I haven’t got anything original to say, nothing new or fascinating. My thoughts are bland and common, and my life is just like everyone else’s. A bit of this, a bit of that, and that’s it. I have no reason to believe I can add anything to the world which isn’t already there. I have no reason to believe I am any more creative than anyone else. And I don’t believe it.
Things happen all around me, and I can’t do anything about them. People cry and laugh, smile and frown, and nothing I do or say will make any difference. A bike collides with a car, I can’t stop that. A swan bites another swan, they fight, the entire scene goes from beautifully calm to bickeringly chaotic in a split second, and I can’t do anything about it. My neighbour trips and hurts her leg and an ambulance takes her away and I just stand there, looking at the scene, doing nothing, not knowing what to do. Impact?
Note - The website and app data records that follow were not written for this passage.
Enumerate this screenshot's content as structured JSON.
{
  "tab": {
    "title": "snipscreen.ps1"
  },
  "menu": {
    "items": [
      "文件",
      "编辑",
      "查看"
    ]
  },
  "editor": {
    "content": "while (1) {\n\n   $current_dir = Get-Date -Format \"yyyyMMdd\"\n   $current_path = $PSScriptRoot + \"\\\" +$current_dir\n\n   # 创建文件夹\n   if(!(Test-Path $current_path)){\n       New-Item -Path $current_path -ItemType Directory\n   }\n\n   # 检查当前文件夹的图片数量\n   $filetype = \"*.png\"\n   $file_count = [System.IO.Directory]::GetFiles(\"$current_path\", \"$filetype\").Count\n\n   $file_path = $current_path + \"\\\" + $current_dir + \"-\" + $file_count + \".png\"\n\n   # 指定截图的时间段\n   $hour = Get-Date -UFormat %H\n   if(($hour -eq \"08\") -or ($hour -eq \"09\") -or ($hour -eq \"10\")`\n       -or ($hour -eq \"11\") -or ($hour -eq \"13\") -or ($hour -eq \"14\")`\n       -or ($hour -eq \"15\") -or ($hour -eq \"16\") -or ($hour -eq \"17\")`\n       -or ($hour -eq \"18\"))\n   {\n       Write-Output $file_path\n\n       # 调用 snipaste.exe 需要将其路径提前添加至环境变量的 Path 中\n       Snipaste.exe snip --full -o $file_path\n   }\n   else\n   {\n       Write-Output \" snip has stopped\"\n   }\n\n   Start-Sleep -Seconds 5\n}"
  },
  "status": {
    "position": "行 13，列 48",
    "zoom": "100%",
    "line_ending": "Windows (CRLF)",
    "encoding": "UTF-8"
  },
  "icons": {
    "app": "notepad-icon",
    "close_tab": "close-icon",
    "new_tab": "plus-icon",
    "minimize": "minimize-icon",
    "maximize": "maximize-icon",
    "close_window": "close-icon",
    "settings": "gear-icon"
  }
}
How can I have an impact on the world if I can’t even have an impact in my own neighbourhood?
How can I have an impact in the world when I have a hard time getting my sons to listen to me?
Yesterday I bicycled behind a woman in the bike lane. She had one full plastic bag on each side and one big box in one hand while she tried to navigate through the wind gusts along the lakes. For hundred meters or so, I remained behind her, feeling sorry for her, happy I had a cargo bike. Of course, my cargo bike was empty, but it was more stable in the wind and if I had needed to carry stuff, I wouldn’t have been a problem. For hundred meters or so, I stayed behind her, waiting for her to move to one side so that I could pass her.
For hundred meters or so, I avoided doing good.
But then she stopped. And when I passed her, I stopped too, and asked her if I could help. Do you need a hand, I said. Yes, she said. Yes, you’re very kind.
I put the big box in my cargo bike and followed her all the way back to her house, 200 meters down the road. She thanked me once, she thanked me twice. You’re very kind. Thank you, you’re very kind. Fedt, man.
I cannot change the world. I am but a small cog in an enormous wheel, and I hope I remain that. I don’t think my actions are important for the rest of humanity, nor that they ever will be. I do my best to do good, I help those who are stuck along windy lakes and tell my wife I kind of like her a lot. (I am still Norwegian, word like love are still too big for most Norwegian mouths, even when they’re true.) But I am not under the illusion that I will ever have a big impact on the world.
But you made an impact for 200 meters, right? You made an impact on someone’s world?
Do good wherever you are, whenever you can. Let’s start with that.
You cannot change the world? You can. It’s just a matter of how you define ‘world’.